In 1910, the heretofore loosely organized Catholic agencies were consolidated as the National Conference of Catholic CharitiesNational Conference of Catholic Charities (NCCC), founded on the campus of Catholic University of America in Washington, D.C. Through this consolidation, revenue could be shared and the “uniquely Catholic” character of the services provided could be maintained. However, consolidation did serve to remove control by the laity and the sisterhood from many charitable enterprises. Such control would not be restored in any significant way until 1939, when Mary Gibbons became president of the NCCC. In 1986, the NCCC became Catholic Charities USA.

Postwar Years to the Present

During the 1950’s, in the years following World War II and the Korean War, Catholic Charities USA worked with the U.S. Conference of Catholic Bishops and various dioceses to provide both immigrant and refugee services to Latin Americans, specifically Mexicans, and Haitians seeking residency or Asylum, politicalasylum in the United States. Along with providing traditional charitable services such as food and housing, Catholic Charities chapters began to provide services to undocumented immigrants as their numbers increased. Indeed, in places such as Arizona and New York, various agencies associated with Catholic Charities USA worked with the Sanctuary movementSanctuary movement, a loosely organized ecumenical effort that seeks to help undocumented immigrants remain in the United States.

Also, the organization provided services that included legal assistance for migrant workers in the Southwest and Florida in cases that involved workers’ rights, safety, and compensation.

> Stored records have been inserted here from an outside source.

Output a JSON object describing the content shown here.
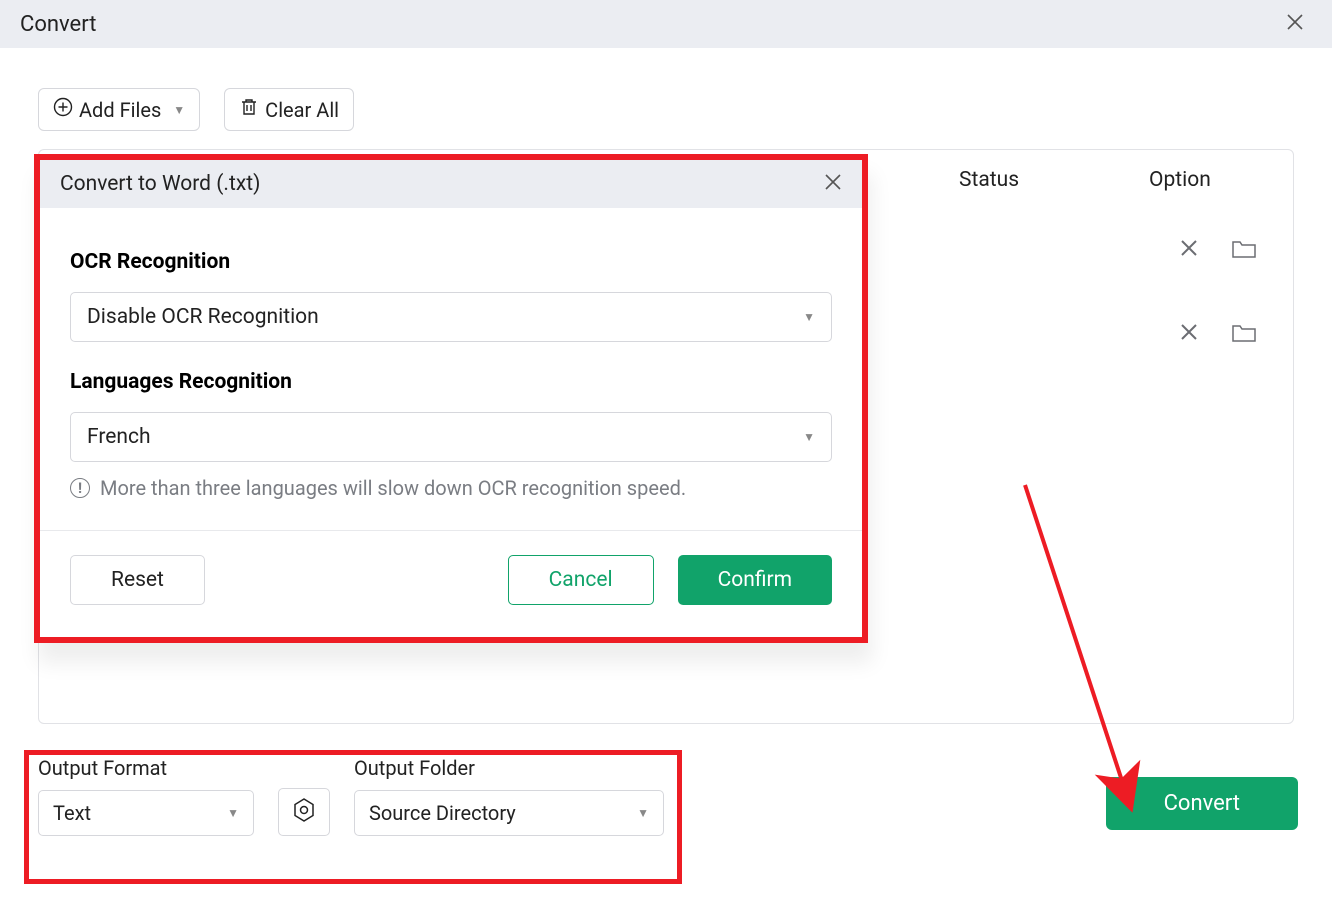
{
  "window": {
    "title": "Convert"
  },
  "toolbar": {
    "add_files_label": "Add Files",
    "clear_all_label": "Clear All"
  },
  "table": {
    "columns": {
      "status": "Status",
      "option": "Option"
    }
  },
  "modal": {
    "title": "Convert to Word (.txt)",
    "ocr_section_label": "OCR Recognition",
    "ocr_value": "Disable OCR Recognition",
    "lang_section_label": "Languages Recognition",
    "lang_value": "French",
    "info_text": "More than three languages will slow down OCR recognition speed.",
    "reset_label": "Reset",
    "cancel_label": "Cancel",
    "confirm_label": "Confirm"
  },
  "output": {
    "format_label": "Output Format",
    "format_value": "Text",
    "folder_label": "Output Folder",
    "folder_value": "Source Directory"
  },
  "actions": {
    "convert_label": "Convert"
  }
}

Catholic Charities volunteers also assisted in resettlement efforts for refugees from the Sudanese immigrantsSudan, the Balkans, Ethiopia, Cuba, and Vietnam. In many states, Catholic Charities volunteers are authorized to present cases before U.S. Citizenship and Immigration Services (formerly the Immigration and Naturalization Service, or INS) proceedings and immigration courts.

In the early twenty-first century, Catholic Charities USA expanded its advocacy efforts in a variety of areas. The organization lobbied members of Congress and state government officials for low-cost health care for children and those with low incomes, regardless of citizenship. It also advocated for providing adequate funding for programs such as Head Start and the Low Income Home Energy Assistance Program. It lobbied for a temporary worker program, improved access to government services for immigrants, an easier path to citizenship for undocumented immigrants, and a more liberal admission policy for refugees.Catholic Charities USARoman Catholics;charitiesImmigrant aid organizations;Roman Catholic

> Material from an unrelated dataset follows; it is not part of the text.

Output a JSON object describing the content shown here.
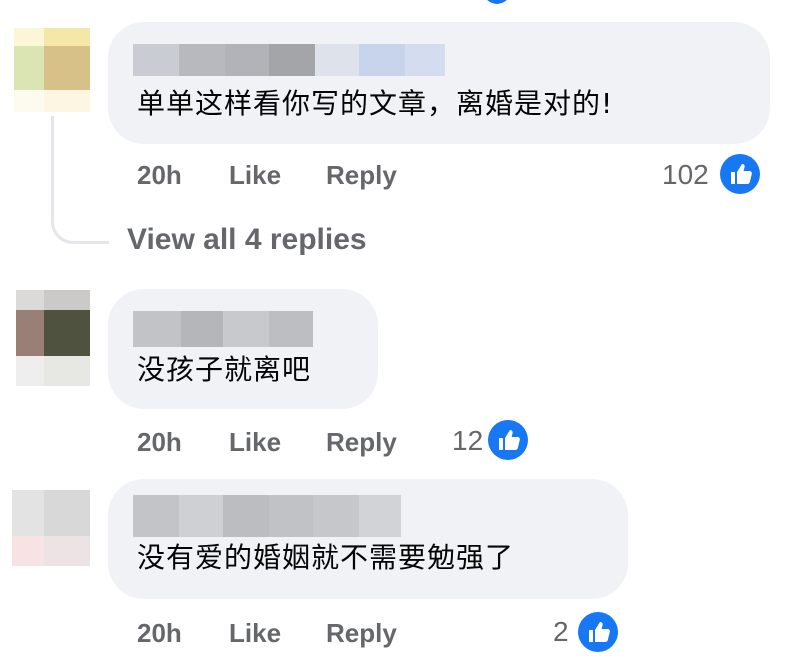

Further Reading

  • Bane, Mary Jo, Brent Coffin, and Ronald Thiemann. Who Will Provide? The Changing Role of Religion in American Social Welfare. Boulder, Colo.: Westview Press, 2000. Examines the shift in focus away from government assistance toward agencies such as Catholic Charities.
  • Brown, Dorothy M., and Elizabeth McKeown. The Poor Belong to Us: Catholic Charities and American Welfare. Cambridge, Mass.: Harvard University Press, 1997. Examination of the role of women in those Catholic agencies that provide services to immigrants.
  • Oates, Mary. The Catholic Philanthropic Tradition in America. Bloomington: Indiana University Press, 1995. Scholarly exploration of Catholic charitable giving with particular attention paid to the groups that became part of Catholic Charities.


Farm and migrant workers

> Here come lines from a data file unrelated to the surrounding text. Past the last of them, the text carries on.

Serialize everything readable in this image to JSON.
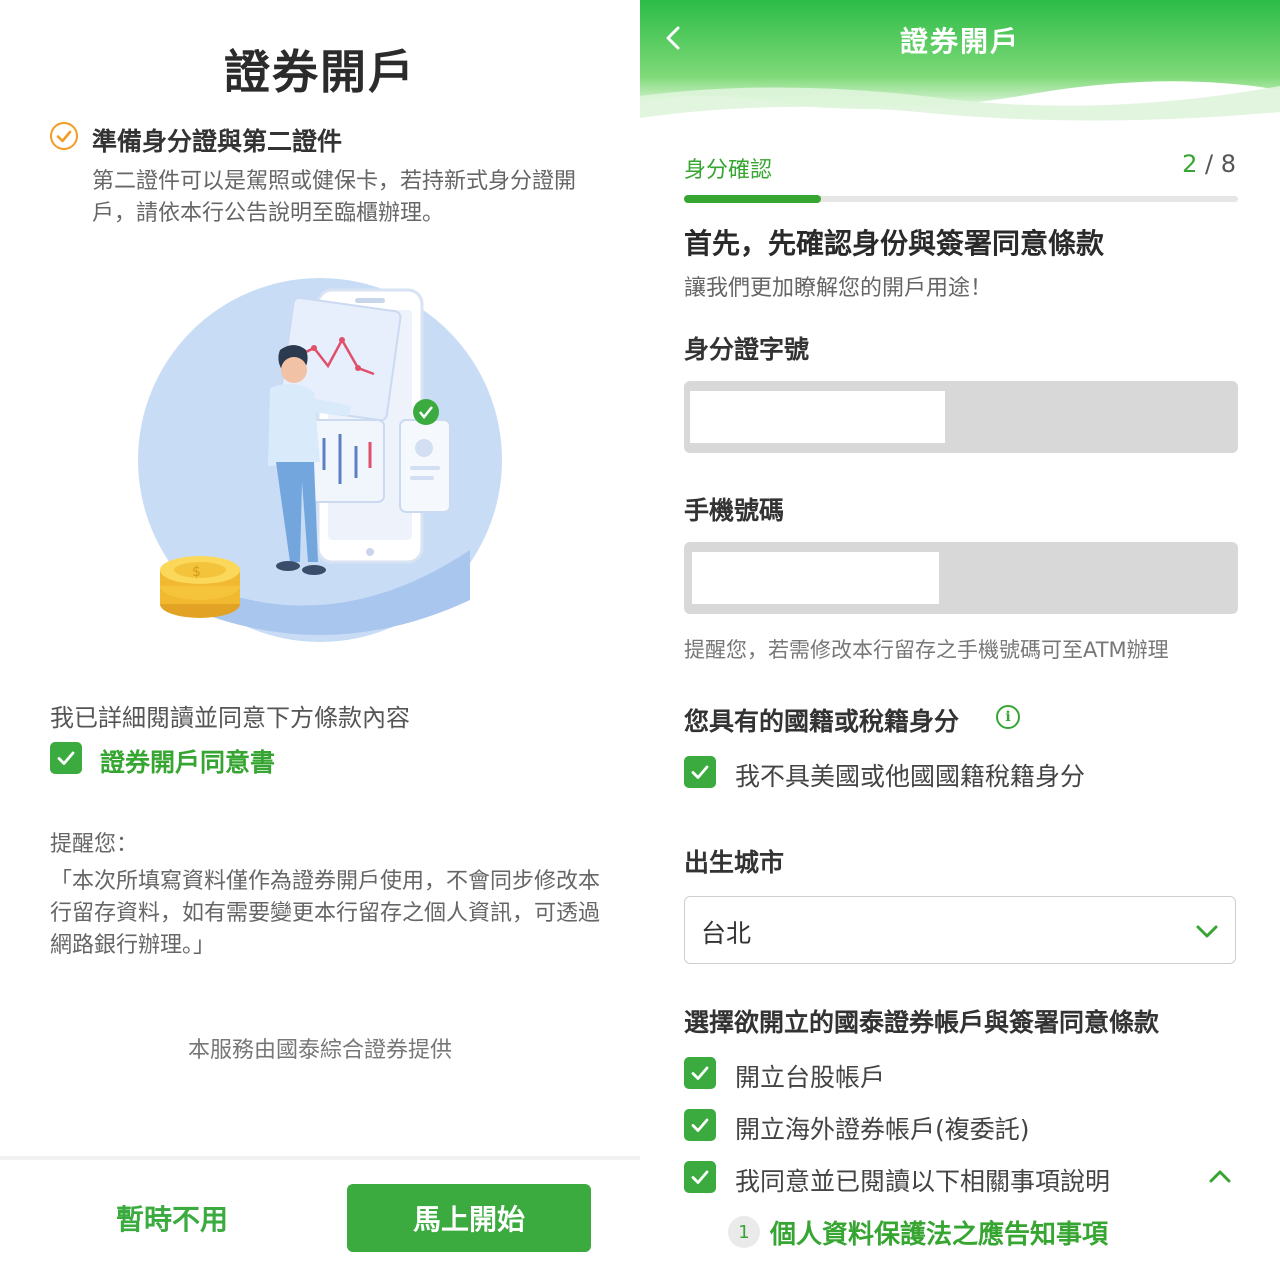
{
  "left": {
    "title": "證券開戶",
    "prepare": {
      "title": "準備身分證與第二證件",
      "description": "第二證件可以是駕照或健保卡，若持新式身分證開戶，請依本行公告說明至臨櫃辦理。"
    },
    "agreement": {
      "intro": "我已詳細閱讀並同意下方條款內容",
      "document": "證券開戶同意書"
    },
    "reminder": {
      "label": "提醒您：",
      "text": "「本次所填寫資料僅作為證券開戶使用，不會同步修改本行留存資料，如有需要變更本行留存之個人資訊，可透過網路銀行辦理。」"
    },
    "provider": "本服務由國泰綜合證券提供",
    "buttons": {
      "later": "暫時不用",
      "start": "馬上開始"
    },
    "colors": {
      "accent": "#3bab3f",
      "check_orange": "#f39b25"
    }
  },
  "right": {
    "header": {
      "title": "證券開戶"
    },
    "step": {
      "label": "身分確認",
      "current": "2",
      "separator": "/",
      "total": "8",
      "progress": 0.25
    },
    "heading": "首先，先確認身份與簽署同意條款",
    "subheading": "讓我們更加瞭解您的開戶用途！",
    "fields": {
      "id_label": "身分證字號",
      "id_value": "",
      "phone_label": "手機號碼",
      "phone_value": "",
      "phone_hint": "提醒您，若需修改本行留存之手機號碼可至ATM辦理"
    },
    "nationality": {
      "label": "您具有的國籍或稅籍身分",
      "info_icon": "i",
      "option": "我不具美國或他國國籍稅籍身分"
    },
    "birth_city": {
      "label": "出生城市",
      "value": "台北"
    },
    "accounts": {
      "label": "選擇欲開立的國泰證券帳戶與簽署同意條款",
      "options": [
        "開立台股帳戶",
        "開立海外證券帳戶(複委託)",
        "我同意並已閱讀以下相關事項說明"
      ]
    },
    "notices": [
      {
        "number": "1",
        "title": "個人資料保護法之應告知事項"
      }
    ],
    "colors": {
      "header_green_start": "#2fbf4a",
      "header_green_end": "#6ad66c",
      "accent": "#37a532"
    }
  }
}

French immigrants

German immigrants

Haitian immigrants

History of immigration, 1620-1783

History of immigration, 1783-1891

Illegal immigration

Religion as a push-pull factor

Sanctuary movement